DATA PROVIDED

···

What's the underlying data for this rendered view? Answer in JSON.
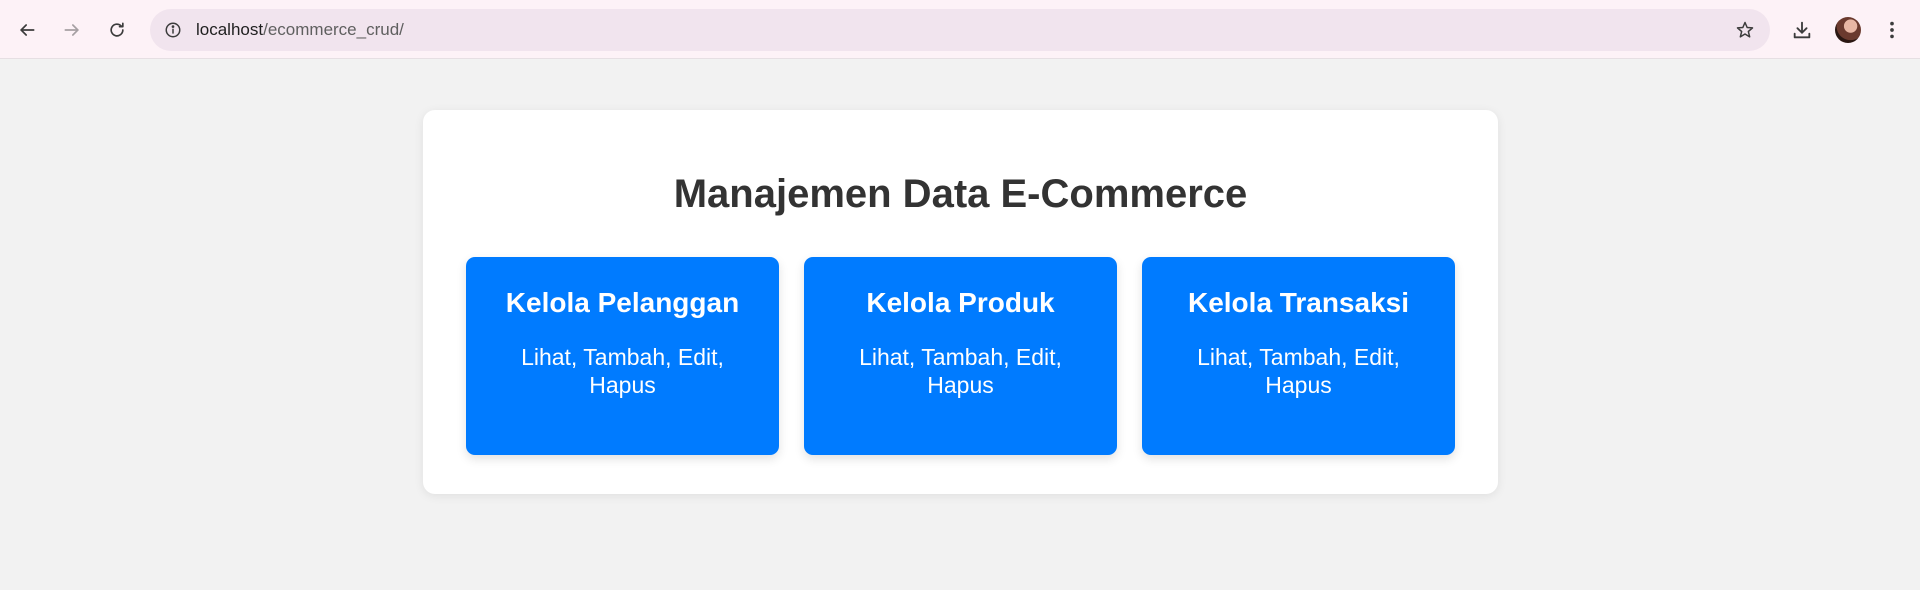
{
  "browser": {
    "url_host": "localhost",
    "url_path": "/ecommerce_crud/",
    "icons": {
      "back": "back-arrow-icon",
      "forward": "forward-arrow-icon",
      "reload": "reload-icon",
      "site_info": "site-info-icon",
      "bookmark": "star-icon",
      "downloads": "download-icon",
      "menu": "more-vert-icon"
    }
  },
  "page": {
    "title": "Manajemen Data E-Commerce",
    "cards": [
      {
        "title": "Kelola Pelanggan",
        "description": "Lihat, Tambah, Edit, Hapus"
      },
      {
        "title": "Kelola Produk",
        "description": "Lihat, Tambah, Edit, Hapus"
      },
      {
        "title": "Kelola Transaksi",
        "description": "Lihat, Tambah, Edit, Hapus"
      }
    ]
  },
  "colors": {
    "card_blue": "#007bff",
    "page_bg": "#f2f2f2",
    "title_text": "#333333"
  }
}
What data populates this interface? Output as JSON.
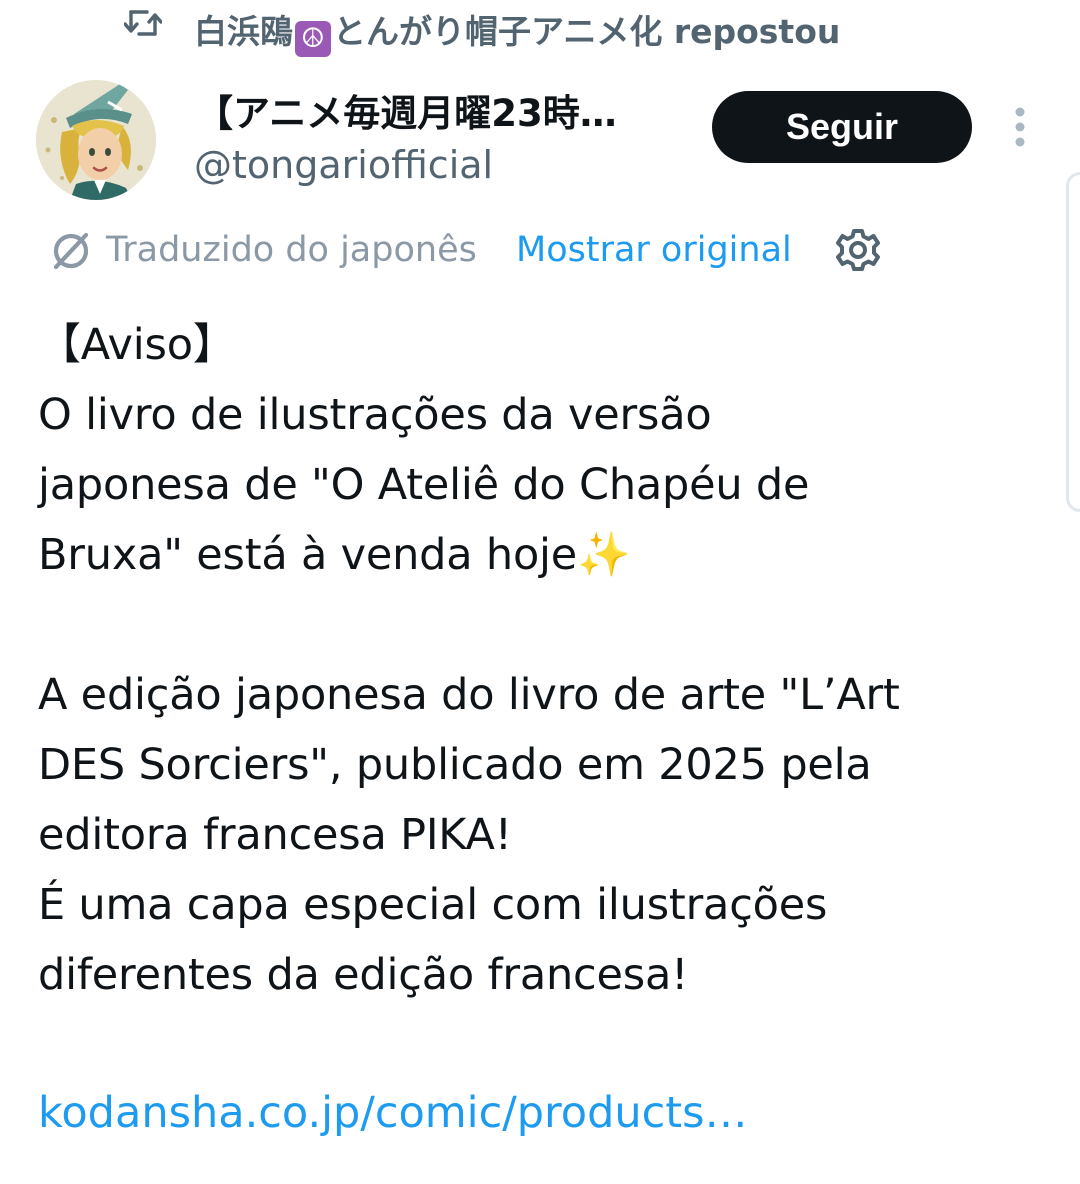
{
  "repost": {
    "reposter_name_before": "白浜鴎",
    "reposter_emoji": "☮",
    "reposter_name_after": "とんがり帽子アニメ化",
    "action": " repostou"
  },
  "author": {
    "display_name": "【アニメ毎週月曜23時…",
    "handle": "@tongariofficial"
  },
  "follow_button_label": "Seguir",
  "translation": {
    "label": "Traduzido do japonês",
    "show_original": "Mostrar original"
  },
  "tweet": {
    "lines": [
      "【Aviso】",
      "O livro de ilustrações da versão",
      "japonesa de \"O Ateliê do Chapéu de",
      "Bruxa\" está à venda hoje",
      "",
      "A edição japonesa do livro de arte \"L’Art",
      "DES Sorciers\", publicado em 2025 pela",
      "editora francesa PIKA!",
      "É uma capa especial com ilustrações",
      "diferentes da edição francesa!"
    ],
    "sparkle_emoji": "✨",
    "link": "kodansha.co.jp/comic/products…"
  },
  "icons": {
    "repost": "repost-icon",
    "more": "more-vertical-icon",
    "translate": "translate-icon",
    "settings": "gear-icon"
  },
  "colors": {
    "text_primary": "#0f1419",
    "text_secondary": "#536471",
    "link": "#1d9bf0",
    "follow_button_bg": "#0f1419",
    "follow_button_text": "#ffffff"
  }
}
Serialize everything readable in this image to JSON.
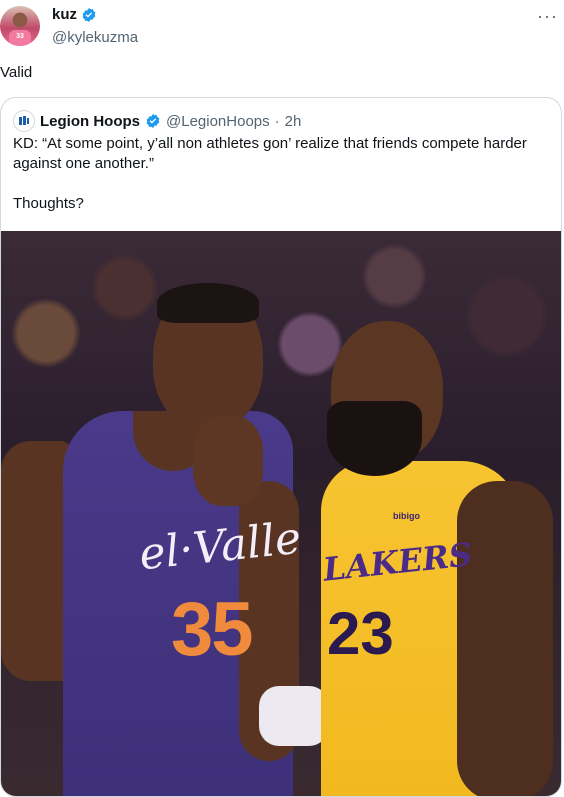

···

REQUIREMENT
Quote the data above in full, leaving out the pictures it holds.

RESULT OF THE EXERCISE
What's the underlying data for this rendered view? Answer in JSON.
{
  "browser": {
    "url_host": "localhost",
    "url_path": "/ecommerce_crud/",
    "icons": {
      "back": "back-arrow-icon",
      "forward": "forward-arrow-icon",
      "reload": "reload-icon",
      "site_info": "site-info-icon",
      "bookmark": "star-icon",
      "downloads": "download-icon",
      "menu": "more-vert-icon"
    }
  },
  "page": {
    "title": "Manajemen Data E-Commerce",
    "cards": [
      {
        "title": "Kelola Pelanggan",
        "description": "Lihat, Tambah, Edit, Hapus"
      },
      {
        "title": "Kelola Produk",
        "description": "Lihat, Tambah, Edit, Hapus"
      },
      {
        "title": "Kelola Transaksi",
        "description": "Lihat, Tambah, Edit, Hapus"
      }
    ]
  },
  "colors": {
    "card_blue": "#007bff",
    "page_bg": "#f2f2f2",
    "title_text": "#333333"
  }
}
What data populates this interface? Output as JSON.
{
  "repost": {
    "reposter_name_before": "白浜鴎",
    "reposter_emoji": "☮",
    "reposter_name_after": "とんがり帽子アニメ化",
    "action": " repostou"
  },
  "author": {
    "display_name": "【アニメ毎週月曜23時…",
    "handle": "@tongariofficial"
  },
  "follow_button_label": "Seguir",
  "translation": {
    "label": "Traduzido do japonês",
    "show_original": "Mostrar original"
  },
  "tweet": {
    "lines": [
      "【Aviso】",
      "O livro de ilustrações da versão",
      "japonesa de \"O Ateliê do Chapéu de",
      "Bruxa\" está à venda hoje",
      "",
      "A edição japonesa do livro de arte \"L’Art",
      "DES Sorciers\", publicado em 2025 pela",
      "editora francesa PIKA!",
      "É uma capa especial com ilustrações",
      "diferentes da edição francesa!"
    ],
    "sparkle_emoji": "✨",
    "link": "kodansha.co.jp/comic/products…"
  },
  "icons": {
    "repost": "repost-icon",
    "more": "more-vertical-icon",
    "translate": "translate-icon",
    "settings": "gear-icon"
  },
  "colors": {
    "text_primary": "#0f1419",
    "text_secondary": "#536471",
    "link": "#1d9bf0",
    "follow_button_bg": "#0f1419",
    "follow_button_text": "#ffffff"
  }
}
Serialize everything readable in this image to JSON.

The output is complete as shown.